The current Cagiva Mito 125, as sold in Europe

Longtime MD readers will be well aware that both Dirck and I are big fans of the concept of a lightweight, single-cylinder streetbike, whatever the configuration. Although there are currently a few street-legal supermoto style machines available in the U.S., I can’t think of anyone offering a lightweight single configured as either a roadrace-replica or a standard (or ‘naked’).

Recently, Cagiva has been displaying a new concept single at motorcycle shows around the world, with the bike making its first appearance at last month’s EICMA Show in Milan before appearing in the U.S. at the Long Beach International Motorcycle Show. Called the Mito 500, the concept combines the chassis from Cagiva’s Mito 125 (a two-stroke race-replica which has long been popular in Europe, partly due to its 916-esque Massimo Tamburini styling) with a 500cc single-cylinder four-stroke borrowed from sister brand Husqvarna’s off-road and supermoto line. Cagiva claims the Mito 500 puts out 60hp, and weighs 293lbs (133kg).

Although Cagiva’s promotional material describes the motor as a 500cc, it seems likely to be a version of the 510cc powerplant used in Husqvarna’s TE/TC/SMR510 models. Since those bikes are already DOT-certified for street registration in the U.S., it doesn’t seem that it would be too difficult to make the Mito 500 road-legal.

The Mito 125 has a reputation for excellent handling and quality suspension, using a twin-spar aluminum perimeter frame suspended by 40mm USD Marzocchi forks and a Sachs monoshock at the rear. Braking is again high-quality, using a single 320mm disc clamped by a Brembo four-piston floating caliper.

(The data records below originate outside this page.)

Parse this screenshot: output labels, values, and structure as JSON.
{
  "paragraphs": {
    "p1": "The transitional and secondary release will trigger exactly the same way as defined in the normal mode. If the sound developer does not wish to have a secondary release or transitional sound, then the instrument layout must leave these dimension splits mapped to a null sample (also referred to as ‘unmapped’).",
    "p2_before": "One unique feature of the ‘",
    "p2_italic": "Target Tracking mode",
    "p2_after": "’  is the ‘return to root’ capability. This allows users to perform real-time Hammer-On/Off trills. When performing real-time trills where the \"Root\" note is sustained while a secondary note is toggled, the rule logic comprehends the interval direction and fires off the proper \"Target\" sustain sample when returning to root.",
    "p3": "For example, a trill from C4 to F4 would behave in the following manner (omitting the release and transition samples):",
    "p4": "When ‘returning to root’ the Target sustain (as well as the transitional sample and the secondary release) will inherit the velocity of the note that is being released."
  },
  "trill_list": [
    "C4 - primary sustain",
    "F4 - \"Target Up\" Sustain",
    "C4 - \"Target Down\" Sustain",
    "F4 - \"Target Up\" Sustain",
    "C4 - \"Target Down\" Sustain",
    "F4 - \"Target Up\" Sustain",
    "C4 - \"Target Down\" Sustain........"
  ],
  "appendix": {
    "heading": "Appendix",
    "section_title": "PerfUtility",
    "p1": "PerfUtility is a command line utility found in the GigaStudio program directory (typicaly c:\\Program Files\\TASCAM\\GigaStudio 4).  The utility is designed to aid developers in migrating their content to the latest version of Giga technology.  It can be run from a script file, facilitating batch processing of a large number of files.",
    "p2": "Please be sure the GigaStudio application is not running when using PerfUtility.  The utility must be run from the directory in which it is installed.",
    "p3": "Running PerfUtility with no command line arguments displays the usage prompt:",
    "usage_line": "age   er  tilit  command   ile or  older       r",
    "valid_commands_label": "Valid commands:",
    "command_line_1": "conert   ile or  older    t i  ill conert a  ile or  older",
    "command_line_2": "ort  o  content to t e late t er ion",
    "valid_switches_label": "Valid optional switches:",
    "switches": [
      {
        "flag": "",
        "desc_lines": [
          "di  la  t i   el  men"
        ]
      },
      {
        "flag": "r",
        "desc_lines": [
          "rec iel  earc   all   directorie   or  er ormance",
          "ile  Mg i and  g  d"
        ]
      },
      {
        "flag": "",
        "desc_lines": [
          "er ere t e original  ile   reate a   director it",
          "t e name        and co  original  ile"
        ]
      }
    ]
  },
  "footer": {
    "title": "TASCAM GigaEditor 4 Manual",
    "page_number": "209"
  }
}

In a bike weighing under 300lbs, all this sounds like it would add up to exciting performance for beginners and experts alike. I’ve said before that there should be a category of modern sportbikes slotting in below the 600cc inline-fours, and a bike this light could run rings around a 600 on a tight, twisty road. If Cagiva really wants to assure the bike’s success, they could update the beautiful but dated styling to create a ‘Mini-MV’ carrying the gorgeous lines of the Tamburini-styled MV Agusta F4.

Will Cagiva bring the Mito 500 to the U.S.? The bike is not confirmed for production, although it seems fairly certain it will be sold in Europe at the very least. We’ve heard that Cagiva was asking for feedback on the Mito 500 at the Long Beach motorcycle show, so apparently their decision will depend on you, the consumer. Drop me an email with your opinion on the Mito 500, and we’ll try to get your comments to Cagiva.